Nirupesh Joshi and Mercy Amalraj were high-flying technology consultants, earning handsomely, with successful stints in Boston, Seoul and Hong Kong until 2018. One fine day the couple gave it all up, got into entrepreneurship in an entirely alien area: the world of mechanical watches the couple had all along been fascinated by.They landed in Bengaluru, the ground-zero of wrist watches and startups.
“A watch carries memories through generations. It is a symbol of sentiment,” says Joshi, sitting in their office in South Bengaluru, amid an array of elegantly displayed luxury watches.
With no tinge of regret of digressing from a fancy career, the couple who set up the Bangalore Watch Company (BWC) with their savings of several years, says their five-year labour of love is bearing fruits.
The couple, who assemble and market luxury automatic watches of the eponymous brand, now plan to move a step ahead and open experience centres in Delhi, Mumbai and Bengaluru by the end of next year. Their watches are currently available only through the company website.
“We are currently assembling between 1200-1500 watches a year, all with a Swiss-movement,” Joshi says, adding the business has turned profitable. “So far, we have used our own money. As we expand, we may tap outside capital.” The company, the co-founder says, is in talks with some family offices who can stay invested for a longer term.
“The thought of producing an Indian-origin watch brand occurred to us after we heard the announcement that the HMT would stop production of watches. We chose to name it after Bangalore as it is associated with two well-known watch brands, HMT and Titan.”
The BWC currently designs its watches around the themes of cricket, space and aviation, and hopes to add more themes in the days to come. “Story-telling is key to luxury watch making,” the co-founder says, explaining that a watch is no longer an object just to look for time. “Watch making is no different from jewellery workmanship.”
The co-founders say their watches are priced between Rs 85,000 and Rs 2 lakh with two-thirds of them sold in India. The rest, they say, are picked by mostly Indians living overseas and those with nostalgic memories. “We serve customers that are looking for unique stories, collectable gifts, and high-quality Indian origin products across categories. We operate in the exclusive and limited editions model.”
But what gave them the confidence to delve into the crowded space of luxury watches?
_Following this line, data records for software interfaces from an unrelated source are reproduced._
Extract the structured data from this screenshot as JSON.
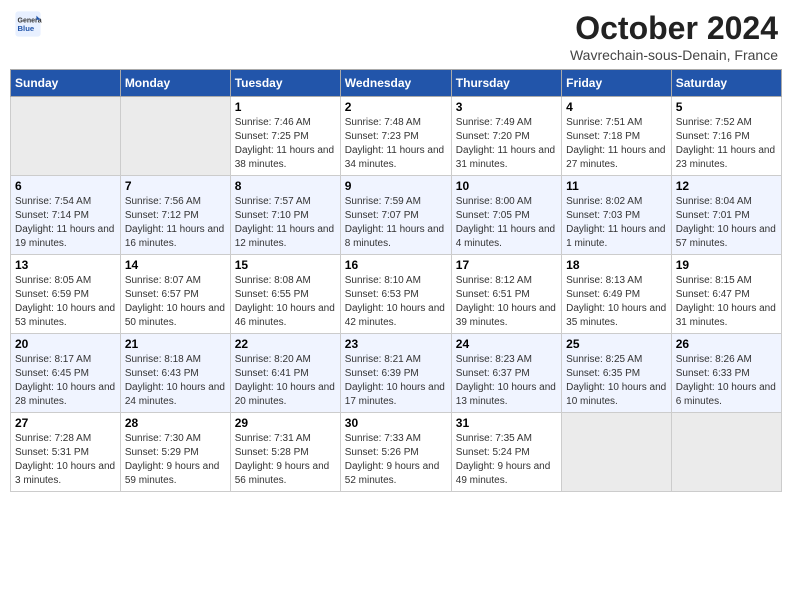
{
  "header": {
    "logo_general": "General",
    "logo_blue": "Blue",
    "title": "October 2024",
    "subtitle": "Wavrechain-sous-Denain, France"
  },
  "weekdays": [
    "Sunday",
    "Monday",
    "Tuesday",
    "Wednesday",
    "Thursday",
    "Friday",
    "Saturday"
  ],
  "weeks": [
    [
      {
        "empty": true
      },
      {
        "empty": true
      },
      {
        "day": 1,
        "sunrise": "7:46 AM",
        "sunset": "7:25 PM",
        "daylight": "11 hours and 38 minutes."
      },
      {
        "day": 2,
        "sunrise": "7:48 AM",
        "sunset": "7:23 PM",
        "daylight": "11 hours and 34 minutes."
      },
      {
        "day": 3,
        "sunrise": "7:49 AM",
        "sunset": "7:20 PM",
        "daylight": "11 hours and 31 minutes."
      },
      {
        "day": 4,
        "sunrise": "7:51 AM",
        "sunset": "7:18 PM",
        "daylight": "11 hours and 27 minutes."
      },
      {
        "day": 5,
        "sunrise": "7:52 AM",
        "sunset": "7:16 PM",
        "daylight": "11 hours and 23 minutes."
      }
    ],
    [
      {
        "day": 6,
        "sunrise": "7:54 AM",
        "sunset": "7:14 PM",
        "daylight": "11 hours and 19 minutes."
      },
      {
        "day": 7,
        "sunrise": "7:56 AM",
        "sunset": "7:12 PM",
        "daylight": "11 hours and 16 minutes."
      },
      {
        "day": 8,
        "sunrise": "7:57 AM",
        "sunset": "7:10 PM",
        "daylight": "11 hours and 12 minutes."
      },
      {
        "day": 9,
        "sunrise": "7:59 AM",
        "sunset": "7:07 PM",
        "daylight": "11 hours and 8 minutes."
      },
      {
        "day": 10,
        "sunrise": "8:00 AM",
        "sunset": "7:05 PM",
        "daylight": "11 hours and 4 minutes."
      },
      {
        "day": 11,
        "sunrise": "8:02 AM",
        "sunset": "7:03 PM",
        "daylight": "11 hours and 1 minute."
      },
      {
        "day": 12,
        "sunrise": "8:04 AM",
        "sunset": "7:01 PM",
        "daylight": "10 hours and 57 minutes."
      }
    ],
    [
      {
        "day": 13,
        "sunrise": "8:05 AM",
        "sunset": "6:59 PM",
        "daylight": "10 hours and 53 minutes."
      },
      {
        "day": 14,
        "sunrise": "8:07 AM",
        "sunset": "6:57 PM",
        "daylight": "10 hours and 50 minutes."
      },
      {
        "day": 15,
        "sunrise": "8:08 AM",
        "sunset": "6:55 PM",
        "daylight": "10 hours and 46 minutes."
      },
      {
        "day": 16,
        "sunrise": "8:10 AM",
        "sunset": "6:53 PM",
        "daylight": "10 hours and 42 minutes."
      },
      {
        "day": 17,
        "sunrise": "8:12 AM",
        "sunset": "6:51 PM",
        "daylight": "10 hours and 39 minutes."
      },
      {
        "day": 18,
        "sunrise": "8:13 AM",
        "sunset": "6:49 PM",
        "daylight": "10 hours and 35 minutes."
      },
      {
        "day": 19,
        "sunrise": "8:15 AM",
        "sunset": "6:47 PM",
        "daylight": "10 hours and 31 minutes."
      }
    ],
    [
      {
        "day": 20,
        "sunrise": "8:17 AM",
        "sunset": "6:45 PM",
        "daylight": "10 hours and 28 minutes."
      },
      {
        "day": 21,
        "sunrise": "8:18 AM",
        "sunset": "6:43 PM",
        "daylight": "10 hours and 24 minutes."
      },
      {
        "day": 22,
        "sunrise": "8:20 AM",
        "sunset": "6:41 PM",
        "daylight": "10 hours and 20 minutes."
      },
      {
        "day": 23,
        "sunrise": "8:21 AM",
        "sunset": "6:39 PM",
        "daylight": "10 hours and 17 minutes."
      },
      {
        "day": 24,
        "sunrise": "8:23 AM",
        "sunset": "6:37 PM",
        "daylight": "10 hours and 13 minutes."
      },
      {
        "day": 25,
        "sunrise": "8:25 AM",
        "sunset": "6:35 PM",
        "daylight": "10 hours and 10 minutes."
      },
      {
        "day": 26,
        "sunrise": "8:26 AM",
        "sunset": "6:33 PM",
        "daylight": "10 hours and 6 minutes."
      }
    ],
    [
      {
        "day": 27,
        "sunrise": "7:28 AM",
        "sunset": "5:31 PM",
        "daylight": "10 hours and 3 minutes."
      },
      {
        "day": 28,
        "sunrise": "7:30 AM",
        "sunset": "5:29 PM",
        "daylight": "9 hours and 59 minutes."
      },
      {
        "day": 29,
        "sunrise": "7:31 AM",
        "sunset": "5:28 PM",
        "daylight": "9 hours and 56 minutes."
      },
      {
        "day": 30,
        "sunrise": "7:33 AM",
        "sunset": "5:26 PM",
        "daylight": "9 hours and 52 minutes."
      },
      {
        "day": 31,
        "sunrise": "7:35 AM",
        "sunset": "5:24 PM",
        "daylight": "9 hours and 49 minutes."
      },
      {
        "empty": true
      },
      {
        "empty": true
      }
    ]
  ],
  "labels": {
    "sunrise": "Sunrise:",
    "sunset": "Sunset:",
    "daylight": "Daylight:"
  }
}
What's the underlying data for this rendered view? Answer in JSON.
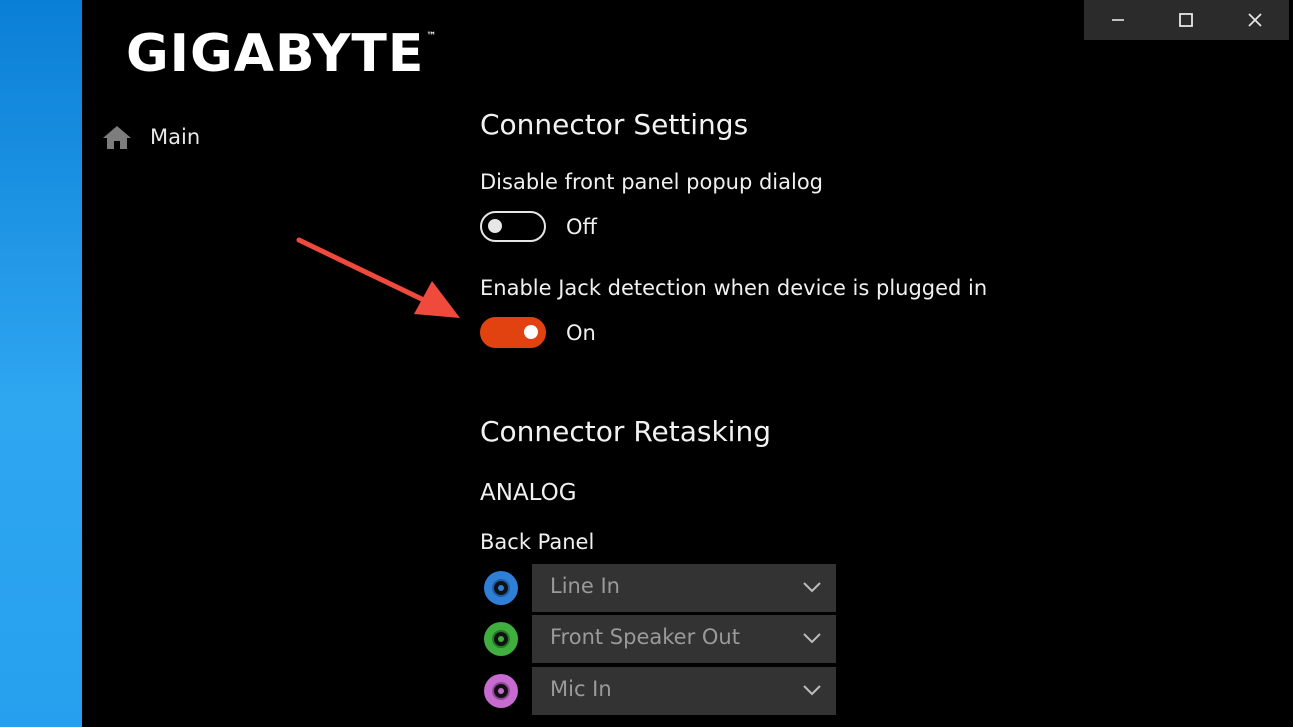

Joshi says the size of the wristwatch market in India was about Rs 13,000 crore, last year, and is growing at around 10% year-on-year. The segment BWC operates would be about Rs 5950 crore in two years, Joshi adds.